In addition, all of these advantages do not just apply to mobile use cases. Active cooling works perfectly in stationary use as well. Once the medication is delivered to the patient or picked up by them at the trial center or pharmacy, the active parcel shipping container can be used as a stationary refrigerator. That way, even larger amounts of medication can be safely stored and monitored at the patient’s home, minimizing the frequency of deliveries, interactions and potential failures. Futhermore, highly sensitive IMPs are not changing the cooling device, giving full end-to-end control and compliance back to the process.
Besides being the physically safest cooling solution for last mile delivery, all integrated IoT tracking functions offer various other advantages that come along with big data. First, none of the data are confronted with media disruptions: All information can be automatically stored and processed online and is safely provided to those in charge, no human interaction needed. Second, all data can be analyzed in direct correlation to their cause: e.g. a potential change of temperature due to an opened door. Third, all the collected data can be automatically analyzed and evaluated as follows:

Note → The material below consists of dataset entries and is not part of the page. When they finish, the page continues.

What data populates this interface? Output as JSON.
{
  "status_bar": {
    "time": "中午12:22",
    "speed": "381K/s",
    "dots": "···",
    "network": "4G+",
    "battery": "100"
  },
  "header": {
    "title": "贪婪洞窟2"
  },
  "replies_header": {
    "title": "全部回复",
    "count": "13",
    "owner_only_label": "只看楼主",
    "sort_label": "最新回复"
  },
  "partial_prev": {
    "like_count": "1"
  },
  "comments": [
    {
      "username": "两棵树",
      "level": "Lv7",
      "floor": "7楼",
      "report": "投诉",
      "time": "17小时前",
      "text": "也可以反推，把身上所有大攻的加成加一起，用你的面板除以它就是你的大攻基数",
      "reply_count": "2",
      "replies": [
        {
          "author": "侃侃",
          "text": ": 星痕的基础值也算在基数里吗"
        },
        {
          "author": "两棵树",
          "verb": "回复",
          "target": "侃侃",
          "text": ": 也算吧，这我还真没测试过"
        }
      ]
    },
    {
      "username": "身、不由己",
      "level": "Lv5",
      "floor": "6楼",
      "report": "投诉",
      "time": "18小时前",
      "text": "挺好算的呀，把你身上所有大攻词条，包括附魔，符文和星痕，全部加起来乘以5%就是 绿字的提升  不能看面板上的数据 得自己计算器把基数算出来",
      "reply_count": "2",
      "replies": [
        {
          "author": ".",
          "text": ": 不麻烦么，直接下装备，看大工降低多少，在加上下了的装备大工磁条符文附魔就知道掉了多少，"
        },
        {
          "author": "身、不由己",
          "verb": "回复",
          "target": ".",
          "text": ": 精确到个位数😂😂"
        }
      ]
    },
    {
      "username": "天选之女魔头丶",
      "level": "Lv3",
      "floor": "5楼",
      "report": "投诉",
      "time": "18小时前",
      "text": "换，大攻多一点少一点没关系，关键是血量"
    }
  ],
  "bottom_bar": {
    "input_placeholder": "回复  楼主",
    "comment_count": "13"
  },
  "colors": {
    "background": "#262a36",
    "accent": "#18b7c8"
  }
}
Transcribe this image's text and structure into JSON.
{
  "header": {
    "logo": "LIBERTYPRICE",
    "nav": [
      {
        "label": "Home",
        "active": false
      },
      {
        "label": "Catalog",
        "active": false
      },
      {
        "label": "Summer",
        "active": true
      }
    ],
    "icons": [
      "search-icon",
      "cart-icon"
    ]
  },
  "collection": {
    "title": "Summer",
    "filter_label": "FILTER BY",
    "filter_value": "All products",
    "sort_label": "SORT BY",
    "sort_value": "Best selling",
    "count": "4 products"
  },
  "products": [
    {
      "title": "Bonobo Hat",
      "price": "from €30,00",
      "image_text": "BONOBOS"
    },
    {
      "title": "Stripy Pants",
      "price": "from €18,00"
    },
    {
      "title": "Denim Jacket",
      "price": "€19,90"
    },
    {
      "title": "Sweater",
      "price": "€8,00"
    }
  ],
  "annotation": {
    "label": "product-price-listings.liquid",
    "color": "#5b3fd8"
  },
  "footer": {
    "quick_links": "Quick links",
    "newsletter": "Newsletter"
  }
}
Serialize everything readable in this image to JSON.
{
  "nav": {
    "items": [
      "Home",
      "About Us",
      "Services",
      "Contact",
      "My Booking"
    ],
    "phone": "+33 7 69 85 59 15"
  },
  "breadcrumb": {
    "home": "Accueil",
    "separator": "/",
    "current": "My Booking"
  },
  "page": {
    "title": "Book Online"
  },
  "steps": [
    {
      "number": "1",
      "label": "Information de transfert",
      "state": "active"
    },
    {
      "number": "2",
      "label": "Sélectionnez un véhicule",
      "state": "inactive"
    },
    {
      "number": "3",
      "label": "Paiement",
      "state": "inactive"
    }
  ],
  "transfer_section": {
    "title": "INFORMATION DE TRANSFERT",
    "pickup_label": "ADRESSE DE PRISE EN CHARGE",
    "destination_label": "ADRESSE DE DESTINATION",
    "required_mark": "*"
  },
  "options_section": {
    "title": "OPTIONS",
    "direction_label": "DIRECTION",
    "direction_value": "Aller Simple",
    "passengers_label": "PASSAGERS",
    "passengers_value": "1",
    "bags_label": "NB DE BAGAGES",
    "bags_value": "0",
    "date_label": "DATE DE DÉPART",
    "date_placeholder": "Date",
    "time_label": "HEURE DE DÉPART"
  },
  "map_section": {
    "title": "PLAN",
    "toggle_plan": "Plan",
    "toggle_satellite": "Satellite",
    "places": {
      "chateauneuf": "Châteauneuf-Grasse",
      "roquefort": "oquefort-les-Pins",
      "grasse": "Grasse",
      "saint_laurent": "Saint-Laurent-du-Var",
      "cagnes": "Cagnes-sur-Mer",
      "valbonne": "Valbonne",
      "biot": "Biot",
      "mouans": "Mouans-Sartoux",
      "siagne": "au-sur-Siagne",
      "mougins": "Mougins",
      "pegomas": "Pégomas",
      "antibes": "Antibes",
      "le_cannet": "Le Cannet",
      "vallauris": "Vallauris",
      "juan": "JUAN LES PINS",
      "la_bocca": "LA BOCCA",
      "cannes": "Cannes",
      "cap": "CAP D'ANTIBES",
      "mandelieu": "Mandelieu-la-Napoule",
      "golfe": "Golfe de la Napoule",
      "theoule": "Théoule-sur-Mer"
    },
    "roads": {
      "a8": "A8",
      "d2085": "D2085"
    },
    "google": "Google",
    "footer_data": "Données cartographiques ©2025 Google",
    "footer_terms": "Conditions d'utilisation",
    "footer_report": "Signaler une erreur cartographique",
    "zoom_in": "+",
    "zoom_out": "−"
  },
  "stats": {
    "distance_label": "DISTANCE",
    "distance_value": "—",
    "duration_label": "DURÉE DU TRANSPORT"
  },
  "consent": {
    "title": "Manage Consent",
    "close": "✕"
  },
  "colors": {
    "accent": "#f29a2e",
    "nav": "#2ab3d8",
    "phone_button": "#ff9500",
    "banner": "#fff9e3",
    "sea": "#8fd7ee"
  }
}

- Temperature risk-profiles of different lanes can be processed, predictive maintenance applied
- Adherence of the patient monitored
- Reorders of deteriorated drugs automatically processed
- Timetables and logistics processes are analyzed in CAPA (Corrective and Preventive Action) before eventually optimized
In summary, smart active parcel cooling can minimize the risk of human misconduct and thus the risk of cold chain failure, since the technology itself and all data behind take care of it. It relieves all unnecessarily involved people in the cold chain process so they can refocus on their actual core business. Active cooling in last mile logistics offers various opportunities to minimize costs through process optimization, not only in medication safety, but also in terms of faster and less complex processing structures.
Consequently, active parcel cooling is giving full end-to-end visibility to third party logistics providers, specialty nursing organizations, CROs, and of course the sponsor. This unburdens study budgets and ultimately increases patient safety. In contrast to all passive cooling solutions, active cooling technologies make safe, cost-effective and GxP-conform HBCTs and homecare programs possible.